Some senior living communities have logistical concerns about marijuana use, according to Sue Taylor. Taylor is a California woman in her late 60s who, as of June 2016, was one of only two people certified by the State of California to educate senior living community caregivers and staff about medical marijuana.
“Some [senior living providers] do not want, nor do they have a protocol on how, to store the cannabis,” Taylor told Jezebel. “They’re worried about storage. So, I say to them, you store it like you do the Vicodin and Oxycodone and morphine, substances that are familiar.”
Other common concerns? Dosage — “What you might take might be totally different from what I might take, you see,” Taylor said — and compliance with federal law — “A lot of those places use federal money, and they’re afraid that they’re gonna lose their license or funding,” she explained.
Sure, the issue of marijuana in senior living is complex, evolving and relatively new. But having the guts to discuss it could help providers gain a competitive edge.
Time to lighten up
Senior living providers who are choosing to put off marijuana policy decisions or are ruling its use out entirely may soon be in for a rude awakening. After all, the number of Americans between 55 and 64 years old who use marijuana grew 455% between 2002 and 2014, according to the CDC.
These Americans, undoubtedly, are senior living’s next target audience.
Senior living sales and marketing teams know how difficult it can be to persuade older Americans to move from their long-time homes into senior living. In years past, seniors feared losing their independence; now, hundreds of thousands will fear losing their marijuana. If senior living providers don’t start having open, honest conversations with prospective residents about their marijuana policies, they could lose out not only on residents fond of hash oil, but on residents who value transparency.
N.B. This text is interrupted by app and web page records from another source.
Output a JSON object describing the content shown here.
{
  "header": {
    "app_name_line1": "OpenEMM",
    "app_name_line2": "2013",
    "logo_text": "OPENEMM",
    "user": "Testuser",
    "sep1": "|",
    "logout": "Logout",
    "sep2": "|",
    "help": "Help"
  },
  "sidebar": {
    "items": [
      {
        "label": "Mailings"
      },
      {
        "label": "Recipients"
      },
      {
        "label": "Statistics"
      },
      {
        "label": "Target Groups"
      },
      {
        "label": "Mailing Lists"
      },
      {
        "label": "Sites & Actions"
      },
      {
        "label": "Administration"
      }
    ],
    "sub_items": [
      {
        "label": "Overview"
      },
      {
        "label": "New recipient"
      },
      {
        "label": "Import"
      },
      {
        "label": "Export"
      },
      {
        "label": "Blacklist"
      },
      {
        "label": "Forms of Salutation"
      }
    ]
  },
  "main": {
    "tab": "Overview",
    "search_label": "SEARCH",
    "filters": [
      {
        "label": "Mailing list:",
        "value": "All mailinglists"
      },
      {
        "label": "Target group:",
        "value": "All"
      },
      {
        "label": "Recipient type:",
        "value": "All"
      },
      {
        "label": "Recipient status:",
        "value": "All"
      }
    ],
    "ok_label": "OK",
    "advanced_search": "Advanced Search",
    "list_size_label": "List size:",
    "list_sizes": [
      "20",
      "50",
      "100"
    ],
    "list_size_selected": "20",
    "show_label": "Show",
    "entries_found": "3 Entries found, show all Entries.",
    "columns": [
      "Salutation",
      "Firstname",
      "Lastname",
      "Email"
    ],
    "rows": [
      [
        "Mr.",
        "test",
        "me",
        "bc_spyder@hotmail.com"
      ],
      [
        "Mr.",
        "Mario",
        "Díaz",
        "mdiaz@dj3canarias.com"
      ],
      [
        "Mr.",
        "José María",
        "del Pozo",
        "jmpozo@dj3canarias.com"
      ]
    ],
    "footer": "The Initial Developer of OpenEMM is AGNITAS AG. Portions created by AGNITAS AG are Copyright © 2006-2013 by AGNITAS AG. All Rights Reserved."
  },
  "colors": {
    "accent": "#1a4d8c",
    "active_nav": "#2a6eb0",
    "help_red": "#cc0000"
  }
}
So, to all senior living providers: chill out. If your communities don’t have marijuana policies, make them. If they do, share them. Don’t hide behind smokescreens; it’s 2016, seniors are vaping, and they want their pot.
Written by Mary Kate Nelson